Every day, faced with the same sets of data about their external environment, competitors make different decisions. These decisions will determine who performs the best. It’s culture that plays a big part in the way those decisions are made, and in the nature of what is decided. Aligning culture with strategy is a key determinant of whether you can out–think your competitors.
So what are the cultural factors required to consistently out-think everyone else?
- Firstly, you need the right set of values.
Whilst most good organisations will have customer focus as a value for example , it’s not enough to make them leaders in this field. To set yourself apart from your competitors, you have to have certain characteristics in your culture, certain patterns of behaviour and thinking that are present in the day-to-day to produce optimal results. These will depend on your industry, your priorities and your desired outputs.
- The second factor is a mindset where everyone takes responsibility.
At Walking the Talk, we call this ‘above the line’ thinking. It does something like this: Instead of being passive and blaming others, it asks questions that take ownership of the situation: “Given the wider situation that we are operating in and can’t control, how will we choose to respond, could we have responded differently?”
Organisations with this feature in their culture recognise that in every situation they have the ability – and the choice – to respond any way they want. RESPONSE-ABILITY. Just following a set of guidelines or rules is not enough. People have to think for themselves as well. We see this today in the risk environment: Regulators providing rules and guidelines isn’t enough. To produce the optimal risk culture, you need people who take responsibility for the choices they make, and make them consciously.
Focusing on what we can do differently will consistently produce better results than focusing on who to blame.
- The third factor is a culture of challenge.
To make those decisions that will ultimately give you an advantage, you need an environment where people feel safe to challenge the accepted status quo, even in the face of decisions other competitors are making. Such decisions typically require people having to challenge hard to persuade others that theirs is the right decision, and one that will ultimately pay off. Senior managers, consequently, have to be open to listen. These patterns of behaviour go beyond just having certain values. They map out the type of culture you will need to support and sustain these values in the day-to-day.
The right values + a mindset of responsibility + a culture of making and receiving challenges = a higher likelihood of better decisions.
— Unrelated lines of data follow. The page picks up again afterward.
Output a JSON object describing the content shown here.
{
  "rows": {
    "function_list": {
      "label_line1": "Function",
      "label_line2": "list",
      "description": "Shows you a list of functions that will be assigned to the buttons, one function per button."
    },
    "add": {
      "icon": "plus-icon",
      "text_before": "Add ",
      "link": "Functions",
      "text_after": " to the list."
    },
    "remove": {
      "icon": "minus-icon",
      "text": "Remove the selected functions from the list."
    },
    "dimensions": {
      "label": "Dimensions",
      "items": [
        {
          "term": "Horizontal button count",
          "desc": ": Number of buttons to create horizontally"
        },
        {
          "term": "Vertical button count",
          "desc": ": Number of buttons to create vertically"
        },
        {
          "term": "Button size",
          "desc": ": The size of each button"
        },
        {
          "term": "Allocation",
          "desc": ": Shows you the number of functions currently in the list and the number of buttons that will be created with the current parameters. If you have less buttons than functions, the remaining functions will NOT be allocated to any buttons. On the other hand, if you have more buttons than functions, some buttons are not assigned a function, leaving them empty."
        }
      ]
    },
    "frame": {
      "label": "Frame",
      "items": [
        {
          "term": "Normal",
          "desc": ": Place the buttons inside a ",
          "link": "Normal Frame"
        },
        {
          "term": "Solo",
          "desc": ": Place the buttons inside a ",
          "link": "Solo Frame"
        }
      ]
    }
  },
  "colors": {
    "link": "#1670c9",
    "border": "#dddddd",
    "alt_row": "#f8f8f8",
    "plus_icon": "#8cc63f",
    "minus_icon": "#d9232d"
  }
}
There will always be terrible luck – the seemingly random set of events that lead to negative events or results occurring at some stage perhaps. But the best cultures do not accept bad luck. They will always seek to out-think others to reduce the extent to which they are subject to luck, and to produce a better outcome for their customers and their shareholders.